Please don’t misunderstand these suggestions – we are NOT telling you to just add a few new programs or ministries or complicate the systems you already have in place. Quite the contrary. In our playbook, simplicity is the key to success. Other leading church experts agree – future growth means simplistic focus.
Carey Nieuwhof points out that while churches may be focused on families, some churches offer so many programs for families that families don’t have the chance to be families. He explains, “Churches that focus their energies on the few things the church can uniquely do best will emerge as the most effective churches moving forward. Simplified churches will complement people’s witness, not compete with people’s witness.” For more insights, read his article, 10 Predictions About the Future Church and Shifting Attendance Patterns
Brandon Kelly agrees simplicity is the key to future church growth. “The more a church will offer in the way of programming and events, the less engagement that church will have. In thriving churches, the mission and vision will be so crystal clear that the church can decide what it is willing to say no to. Busy churches will continue to be plateauing churches; laser-focused churches will continue to be thriving churches. How we make disciples through programs must simplify. Less is more. Every time.”
We certainly don’t have all the answers for church growth, we just know what’s worked for the churches we help. But we’re always looking for additional insights into the future of churches and offer these resources if you’re as geeky as we are about church growth.
- 20 Church Marketing Tactics to Grow Your Church
- 4 Elements of Effective Church Marketing
- 12 Church Marketing Strategies to Help You Grow Your Church
- 8 Ways to Get People to Stay at Your Church
- How to Build a Growing Church
- Chris Abbott video 5 types of church growth for smaller churches
- Chris Abbott video Invite System for Smaller Churches
- Church Planting: Build Awareness of Your Church
Other Pertinent Resources
- Passion for Planting: Discerning God’s Voice From the Rest
- Church Plants: 9 Things That Will Still Be True for Your Church 10 Years from Now

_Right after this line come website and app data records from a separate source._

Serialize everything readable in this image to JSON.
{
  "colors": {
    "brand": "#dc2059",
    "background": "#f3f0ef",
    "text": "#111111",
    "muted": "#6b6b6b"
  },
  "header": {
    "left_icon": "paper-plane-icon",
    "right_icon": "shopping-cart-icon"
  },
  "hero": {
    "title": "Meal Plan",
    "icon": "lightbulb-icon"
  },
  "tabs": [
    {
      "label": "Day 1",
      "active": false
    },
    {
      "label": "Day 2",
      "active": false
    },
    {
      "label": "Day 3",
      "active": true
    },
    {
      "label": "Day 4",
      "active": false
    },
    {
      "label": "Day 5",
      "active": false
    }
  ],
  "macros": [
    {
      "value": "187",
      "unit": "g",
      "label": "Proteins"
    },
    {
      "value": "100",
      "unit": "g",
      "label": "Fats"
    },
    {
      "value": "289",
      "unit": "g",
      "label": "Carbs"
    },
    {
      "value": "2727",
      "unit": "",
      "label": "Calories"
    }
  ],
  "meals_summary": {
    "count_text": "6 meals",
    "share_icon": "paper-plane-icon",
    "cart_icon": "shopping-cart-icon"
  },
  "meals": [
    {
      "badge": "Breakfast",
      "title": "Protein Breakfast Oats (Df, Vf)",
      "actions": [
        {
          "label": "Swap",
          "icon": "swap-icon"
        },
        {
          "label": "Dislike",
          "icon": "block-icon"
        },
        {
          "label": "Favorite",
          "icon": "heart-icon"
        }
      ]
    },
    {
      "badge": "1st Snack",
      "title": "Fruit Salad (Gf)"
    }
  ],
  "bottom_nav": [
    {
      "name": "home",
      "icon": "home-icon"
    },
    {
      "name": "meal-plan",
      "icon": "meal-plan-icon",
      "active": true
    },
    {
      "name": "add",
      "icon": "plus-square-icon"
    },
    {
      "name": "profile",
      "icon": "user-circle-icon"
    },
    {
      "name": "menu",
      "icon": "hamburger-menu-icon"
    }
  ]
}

- Carey Nieuwhof: 10 Predictions About the Future Church and Shifting Attendance Patterns
- Rookie Preacher: Future Church: 10 Predictions for the Next 10 Years
- Dennis Rainey: Over 65? Best Days are Ahead of You